Wednesday, September 11, 2013

Loren Eiseley: the unpredictable, pt. 3

"A few years ago I chanced to write a book in which I had expressed some personal views and feelings upon birds, bones, spiders, and time,  all subjects with which I had some degree of acquaintance.  Scarcely had the work been published when I was sought out in my office by a serious young colleague.  With utter and devastating confidence he had paid me a call in order to correct my deviations and to lead me back to the proper road of scholarship. He pointed out to me the time I had wasted--time which could have been more properly expended upon my own field of scientific investigation.  The young man's view of science was a narrow one, but it illustrates a conviction all too common today:  namely, that the authority of science is absolute.

To those who have substituted authoritarian science for authoritarian religion, individual thought is worthless unless it is the symbol for a reality which can be seen, tasted, felt, or thought about by everyone else.  Such men adhere to a dogma as rigidly as men of fanatical religiosity.  They reject the world of the personal, the happy world of open, playful, or aspiring thought."

-- Loren Eiseley --
from The Night Country

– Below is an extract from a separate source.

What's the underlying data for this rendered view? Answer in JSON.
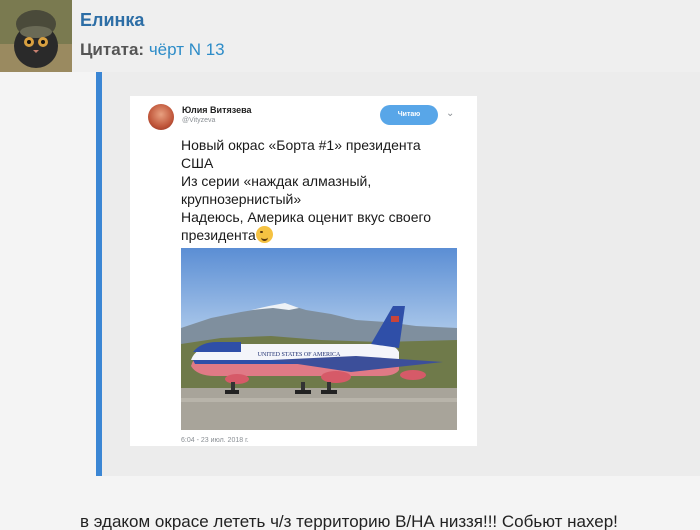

I am not launching an attack on science, nor is Loren Eiseley.  Science is one of several methods humans use to understand their environment and their place in the universe.  Science is not perfect nor are scientists superior thinkers.  They are expert in their field of research, but even there one finds disagreements among the researchers with considerable expertise and knowledge.  Science can tell us how things came about and how to do many interesting or curious things, but it can't tell us if we should and why we should do these things.  Science showed us how to build an atomic bomb or how to create chemical weapons, but science can't tell us if we should build that bomb or develop those weapons.

The answer to a "why" question  requires a different mind set, a different knowledge, a different perspective that can't be tested, tasted, felt, or measured.  It requires a way of thinking that combines a knowledge of the human past, present, and projections into the future.  Should we build an atomic bomb?  What are the consequences of creating such a weapon?  Once something is created, its very existence seems to promote its use.  That's the next question:  should we use it?  Why?  How? When? Science can not be expected to provide the answer to these all important questions.

No comments:

Post a Comment